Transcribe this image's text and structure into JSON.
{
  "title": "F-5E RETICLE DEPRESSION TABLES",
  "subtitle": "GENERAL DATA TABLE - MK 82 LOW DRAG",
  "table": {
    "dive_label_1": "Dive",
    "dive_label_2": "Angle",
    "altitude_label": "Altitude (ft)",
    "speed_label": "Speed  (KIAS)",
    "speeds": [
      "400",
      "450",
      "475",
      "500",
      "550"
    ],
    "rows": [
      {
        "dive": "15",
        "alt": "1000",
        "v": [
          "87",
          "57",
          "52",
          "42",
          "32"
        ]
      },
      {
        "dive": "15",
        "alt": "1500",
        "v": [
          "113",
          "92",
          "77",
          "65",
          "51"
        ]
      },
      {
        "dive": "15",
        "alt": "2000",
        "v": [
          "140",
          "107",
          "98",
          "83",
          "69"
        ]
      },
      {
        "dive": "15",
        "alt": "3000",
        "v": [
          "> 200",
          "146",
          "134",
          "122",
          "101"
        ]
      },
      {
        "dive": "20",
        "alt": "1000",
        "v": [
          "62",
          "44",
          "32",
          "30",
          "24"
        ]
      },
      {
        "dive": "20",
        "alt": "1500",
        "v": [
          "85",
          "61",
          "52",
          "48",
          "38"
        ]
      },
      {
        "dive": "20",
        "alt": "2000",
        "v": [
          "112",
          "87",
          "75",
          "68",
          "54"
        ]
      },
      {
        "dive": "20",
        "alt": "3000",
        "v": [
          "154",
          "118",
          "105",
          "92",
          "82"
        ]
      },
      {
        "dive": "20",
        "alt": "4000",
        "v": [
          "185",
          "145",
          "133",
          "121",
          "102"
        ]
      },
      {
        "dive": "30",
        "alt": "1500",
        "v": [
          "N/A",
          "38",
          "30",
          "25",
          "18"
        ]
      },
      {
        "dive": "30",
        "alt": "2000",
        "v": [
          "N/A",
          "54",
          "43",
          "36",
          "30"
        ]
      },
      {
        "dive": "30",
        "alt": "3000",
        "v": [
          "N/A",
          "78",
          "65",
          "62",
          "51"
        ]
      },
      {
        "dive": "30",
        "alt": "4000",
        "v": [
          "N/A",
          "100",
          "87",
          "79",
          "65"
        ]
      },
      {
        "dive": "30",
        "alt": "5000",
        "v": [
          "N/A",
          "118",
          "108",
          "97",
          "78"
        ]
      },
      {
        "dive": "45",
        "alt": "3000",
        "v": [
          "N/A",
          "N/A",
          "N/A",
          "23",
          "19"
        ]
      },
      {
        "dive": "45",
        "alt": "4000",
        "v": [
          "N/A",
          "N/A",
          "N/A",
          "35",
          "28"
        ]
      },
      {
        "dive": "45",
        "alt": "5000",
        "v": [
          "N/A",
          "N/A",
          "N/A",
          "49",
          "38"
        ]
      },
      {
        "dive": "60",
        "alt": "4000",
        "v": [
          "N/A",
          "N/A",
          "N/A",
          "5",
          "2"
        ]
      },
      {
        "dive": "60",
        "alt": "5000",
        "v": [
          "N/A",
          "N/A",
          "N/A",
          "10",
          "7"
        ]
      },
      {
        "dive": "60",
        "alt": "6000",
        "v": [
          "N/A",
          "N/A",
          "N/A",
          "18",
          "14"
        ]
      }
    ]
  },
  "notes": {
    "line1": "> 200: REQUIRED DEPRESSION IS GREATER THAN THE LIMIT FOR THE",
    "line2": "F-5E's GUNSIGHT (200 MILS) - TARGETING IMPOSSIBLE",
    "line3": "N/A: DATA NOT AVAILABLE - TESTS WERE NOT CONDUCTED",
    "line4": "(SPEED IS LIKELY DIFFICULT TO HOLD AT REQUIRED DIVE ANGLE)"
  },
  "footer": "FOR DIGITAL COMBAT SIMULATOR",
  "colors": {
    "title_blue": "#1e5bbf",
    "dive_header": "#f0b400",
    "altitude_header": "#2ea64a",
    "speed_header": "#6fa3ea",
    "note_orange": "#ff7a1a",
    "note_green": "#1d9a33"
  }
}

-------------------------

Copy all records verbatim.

Task response
Transcribe this image's text and structure into JSON.
{
  "title": "F-5E RETICLE DEPRESSION TABLES",
  "subtitle": "GENERAL DATA TABLE - MK 82 LOW DRAG",
  "table": {
    "dive_label_1": "Dive",
    "dive_label_2": "Angle",
    "altitude_label": "Altitude (ft)",
    "speed_label": "Speed  (KIAS)",
    "speeds": [
      "400",
      "450",
      "475",
      "500",
      "550"
    ],
    "rows": [
      {
        "dive": "15",
        "alt": "1000",
        "v": [
          "87",
          "57",
          "52",
          "42",
          "32"
        ]
      },
      {
        "dive": "15",
        "alt": "1500",
        "v": [
          "113",
          "92",
          "77",
          "65",
          "51"
        ]
      },
      {
        "dive": "15",
        "alt": "2000",
        "v": [
          "140",
          "107",
          "98",
          "83",
          "69"
        ]
      },
      {
        "dive": "15",
        "alt": "3000",
        "v": [
          "> 200",
          "146",
          "134",
          "122",
          "101"
        ]
      },
      {
        "dive": "20",
        "alt": "1000",
        "v": [
          "62",
          "44",
          "32",
          "30",
          "24"
        ]
      },
      {
        "dive": "20",
        "alt": "1500",
        "v": [
          "85",
          "61",
          "52",
          "48",
          "38"
        ]
      },
      {
        "dive": "20",
        "alt": "2000",
        "v": [
          "112",
          "87",
          "75",
          "68",
          "54"
        ]
      },
      {
        "dive": "20",
        "alt": "3000",
        "v": [
          "154",
          "118",
          "105",
          "92",
          "82"
        ]
      },
      {
        "dive": "20",
        "alt": "4000",
        "v": [
          "185",
          "145",
          "133",
          "121",
          "102"
        ]
      },
      {
        "dive": "30",
        "alt": "1500",
        "v": [
          "N/A",
          "38",
          "30",
          "25",
          "18"
        ]
      },
      {
        "dive": "30",
        "alt": "2000",
        "v": [
          "N/A",
          "54",
          "43",
          "36",
          "30"
        ]
      },
      {
        "dive": "30",
        "alt": "3000",
        "v": [
          "N/A",
          "78",
          "65",
          "62",
          "51"
        ]
      },
      {
        "dive": "30",
        "alt": "4000",
        "v": [
          "N/A",
          "100",
          "87",
          "79",
          "65"
        ]
      },
      {
        "dive": "30",
        "alt": "5000",
        "v": [
          "N/A",
          "118",
          "108",
          "97",
          "78"
        ]
      },
      {
        "dive": "45",
        "alt": "3000",
        "v": [
          "N/A",
          "N/A",
          "N/A",
          "23",
          "19"
        ]
      },
      {
        "dive": "45",
        "alt": "4000",
        "v": [
          "N/A",
          "N/A",
          "N/A",
          "35",
          "28"
        ]
      },
      {
        "dive": "45",
        "alt": "5000",
        "v": [
          "N/A",
          "N/A",
          "N/A",
          "49",
          "38"
        ]
      },
      {
        "dive": "60",
        "alt": "4000",
        "v": [
          "N/A",
          "N/A",
          "N/A",
          "5",
          "2"
        ]
      },
      {
        "dive": "60",
        "alt": "5000",
        "v": [
          "N/A",
          "N/A",
          "N/A",
          "10",
          "7"
        ]
      },
      {
        "dive": "60",
        "alt": "6000",
        "v": [
          "N/A",
          "N/A",
          "N/A",
          "18",
          "14"
        ]
      }
    ]
  },
  "notes": {
    "line1": "> 200: REQUIRED DEPRESSION IS GREATER THAN THE LIMIT FOR THE",
    "line2": "F-5E's GUNSIGHT (200 MILS) - TARGETING IMPOSSIBLE",
    "line3": "N/A: DATA NOT AVAILABLE - TESTS WERE NOT CONDUCTED",
    "line4": "(SPEED IS LIKELY DIFFICULT TO HOLD AT REQUIRED DIVE ANGLE)"
  },
  "footer": "FOR DIGITAL COMBAT SIMULATOR",
  "colors": {
    "title_blue": "#1e5bbf",
    "dive_header": "#f0b400",
    "altitude_header": "#2ea64a",
    "speed_header": "#6fa3ea",
    "note_orange": "#ff7a1a",
    "note_green": "#1d9a33"
  }
}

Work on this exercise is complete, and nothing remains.